The results of similar interventions in the Czech Republic and in Serbia also suggest that vocational (or entrepreneurial) training in combination with mentoring can serve as a way out of poverty for young Roma and at the same time yield returns for the state and wider society. In Vojvodina (Serbia) fifteen young persons, most of whom previously only had informal, seasonal work gained additional (vocational) knowledge through on-the-job training. Less than three months after the end of the training, eight of the participants are about to sign formal employment contracts. In Brno (Czech Republic) fourteen persons participated in business training. Needless to say, developing full-fledged business plans is an arduous task, but five of the participants were successful in this respect. While they did not (yet) start their own business, four of them landed jobs that lead them out of long-term unemployment. Even though there is a large amount of uncertainty involved in developing a business, the investment into participants’ business training already paid off by moving them from welfare benefits to legal work.

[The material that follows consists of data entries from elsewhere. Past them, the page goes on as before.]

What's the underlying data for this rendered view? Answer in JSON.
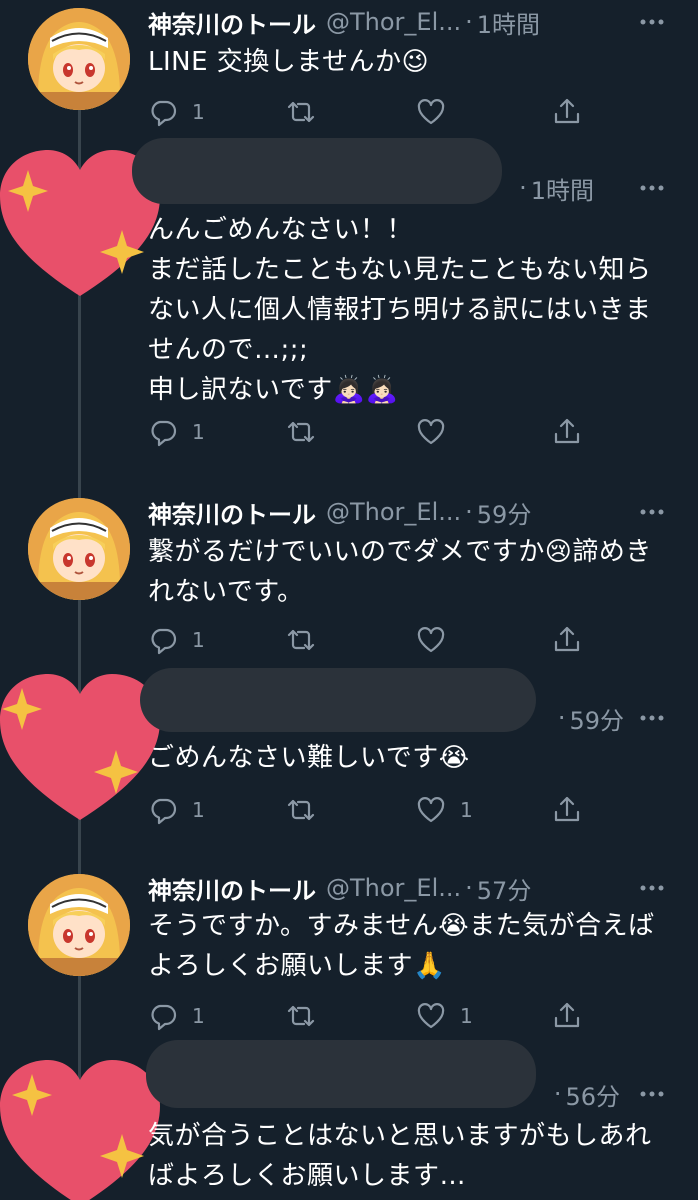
{
  "colors": {
    "background": "#15202b",
    "text": "#ffffff",
    "muted": "#8b98a5",
    "thread_line": "#38444d",
    "redaction": "#2b323a",
    "heart": "#e8506a",
    "sparkle": "#f5c242"
  },
  "tweets": [
    {
      "display_name": "神奈川のトール",
      "handle": "@Thor_El...",
      "separator": "·",
      "time": "1時間",
      "text": "LINE 交換しませんか😉",
      "reply_count": "1",
      "like_count": "",
      "avatar": "anime-girl-avatar"
    },
    {
      "display_name": "",
      "handle": "",
      "separator": "·",
      "time": "1時間",
      "text": "んんごめんなさい！！\nまだ話したこともない見たこともない知らない人に個人情報打ち明ける訳にはいきませんので…;;;\n申し訳ないです🙇🏻‍♀️🙇🏻‍♀️",
      "reply_count": "1",
      "like_count": "",
      "avatar": "heart-sticker"
    },
    {
      "display_name": "神奈川のトール",
      "handle": "@Thor_El...",
      "separator": "·",
      "time": "59分",
      "text": "繋がるだけでいいのでダメですか😢諦めきれないです。",
      "reply_count": "1",
      "like_count": "",
      "avatar": "anime-girl-avatar"
    },
    {
      "display_name": "",
      "handle": "",
      "separator": "·",
      "time": "59分",
      "text": "ごめんなさい難しいです😭",
      "reply_count": "1",
      "like_count": "1",
      "avatar": "heart-sticker"
    },
    {
      "display_name": "神奈川のトール",
      "handle": "@Thor_El...",
      "separator": "·",
      "time": "57分",
      "text": "そうですか。すみません😭また気が合えばよろしくお願いします🙏",
      "reply_count": "1",
      "like_count": "1",
      "avatar": "anime-girl-avatar"
    },
    {
      "display_name": "",
      "handle": "",
      "separator": "·",
      "time": "56分",
      "text": "気が合うことはないと思いますがもしあればよろしくお願いします…",
      "reply_count": "",
      "like_count": "",
      "avatar": "heart-sticker"
    }
  ]
}
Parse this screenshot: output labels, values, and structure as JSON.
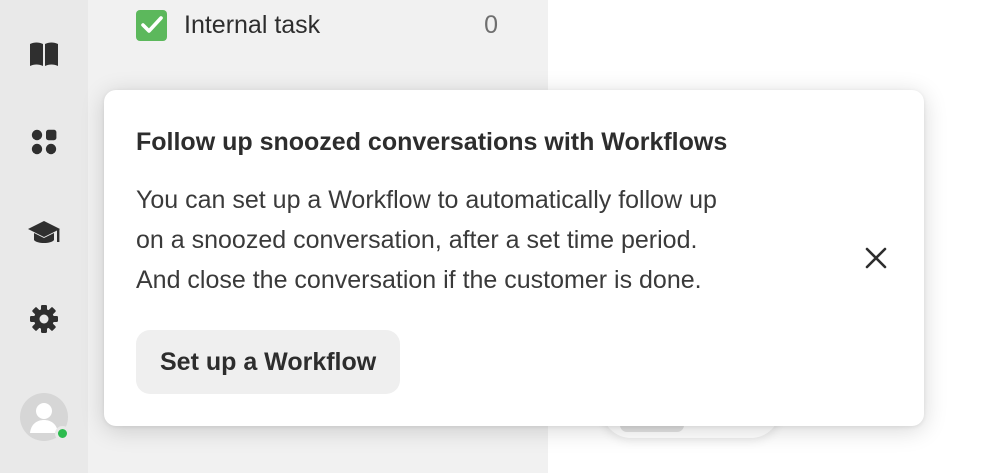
{
  "sidebar": {
    "icons": [
      {
        "name": "book-icon"
      },
      {
        "name": "apps-grid-icon"
      },
      {
        "name": "graduation-cap-icon"
      },
      {
        "name": "gear-icon"
      }
    ],
    "avatar": {
      "status": "online",
      "status_color": "#2dbb4f"
    }
  },
  "panel": {
    "task": {
      "label": "Internal task",
      "count": "0",
      "checked": true,
      "check_color": "#5cb85c"
    }
  },
  "popover": {
    "title": "Follow up snoozed conversations with Workflows",
    "body_lines": [
      "You can set up a Workflow to automatically follow up",
      "on a snoozed conversation, after a set time period.",
      "And close the conversation if the customer is done."
    ],
    "cta_label": "Set up a Workflow"
  }
}
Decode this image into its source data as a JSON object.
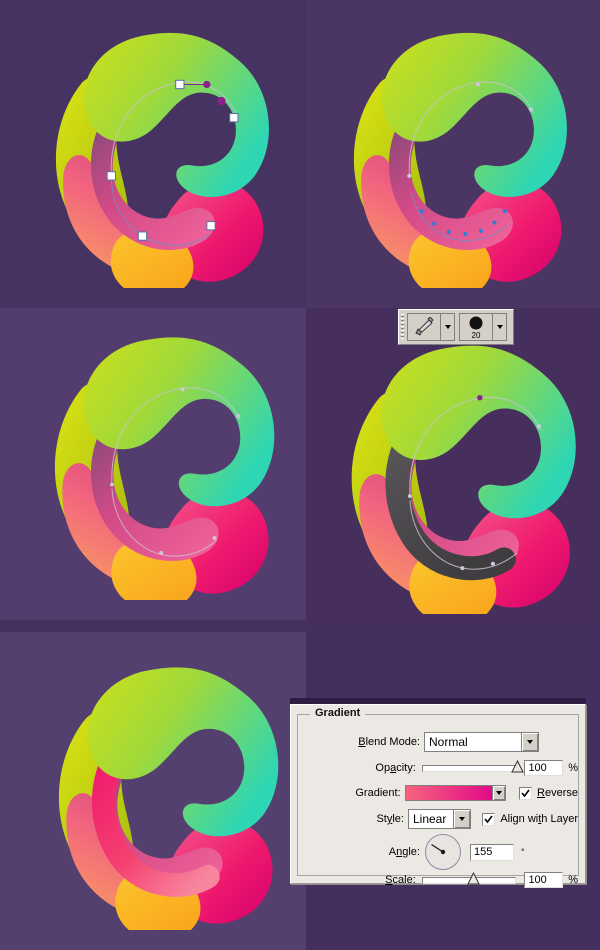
{
  "app": {
    "background_color": "#452f5e",
    "artwork_letter": "C"
  },
  "panels": [
    {
      "id": "panel-tl",
      "name": "step-1-path-selected",
      "bg": "#473361"
    },
    {
      "id": "panel-tr",
      "name": "step-2-path-stroke-preview",
      "bg": "#4a3563"
    },
    {
      "id": "panel-ml",
      "name": "step-3-path-visible",
      "bg": "#533d6e"
    },
    {
      "id": "panel-mr",
      "name": "step-4-grey-stroke",
      "bg": "#472f5d"
    },
    {
      "id": "panel-bl",
      "name": "step-5-final-pink-stroke",
      "bg": "#53406f"
    }
  ],
  "brush_toolbar": {
    "tool_icon": "paintbrush-icon",
    "tool_dropdown_icon": "chevron-down-icon",
    "brush_preview_icon": "brush-tip-circle-icon",
    "brush_size": "20",
    "brush_dropdown_icon": "chevron-down-icon",
    "gripper_icon": "drag-gripper-icon"
  },
  "gradient_dialog": {
    "group_title": "Gradient",
    "blend_mode": {
      "label": "Blend Mode:",
      "accel": "B",
      "value": "Normal",
      "dropdown_icon": "chevron-down-icon"
    },
    "opacity": {
      "label": "Opacity:",
      "accel": "a",
      "value": "100",
      "unit": "%",
      "slider_percent": 100
    },
    "gradient": {
      "label": "Gradient:",
      "swatch_from": "#f8637f",
      "swatch_to": "#e00b86",
      "dropdown_icon": "chevron-down-icon",
      "reverse_label": "Reverse",
      "reverse_accel": "R",
      "reverse_checked": true
    },
    "style": {
      "label": "Style:",
      "accel": "y",
      "value": "Linear",
      "dropdown_icon": "chevron-down-icon",
      "align_label": "Align with Layer",
      "align_accel": "t",
      "align_checked": true
    },
    "angle": {
      "label": "Angle:",
      "accel": "n",
      "value": "155",
      "unit": "°",
      "dial_icon": "angle-dial-icon"
    },
    "scale": {
      "label": "Scale:",
      "accel": "S",
      "value": "100",
      "unit": "%",
      "slider_percent": 50
    }
  },
  "artwork_colors": {
    "green_light": "#b5e02c",
    "green_teal": "#2ed6b4",
    "olive": "#cbdd14",
    "magenta": "#ef1a6e",
    "pink": "#f4568a",
    "orange": "#fcb023",
    "orange_deep": "#f77a4f",
    "grey_stroke": "#4e4c4e",
    "purple_stroke": "#6d3f6e"
  }
}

 Futhermore, when the target group was not the Roma themselves, rather orgranisations working with them, the immediate result of the pilot had to be ‚translated‘ into potential changes in outcomes for the Roma population.
 In other words, the earned income of participant households increased on average by 45 EUR per month, for each adult member of the houehold.
 This is primarily due to our assumption that all participants found a job for 9 months (while the job-finding rate of public works participants is only 20 percent).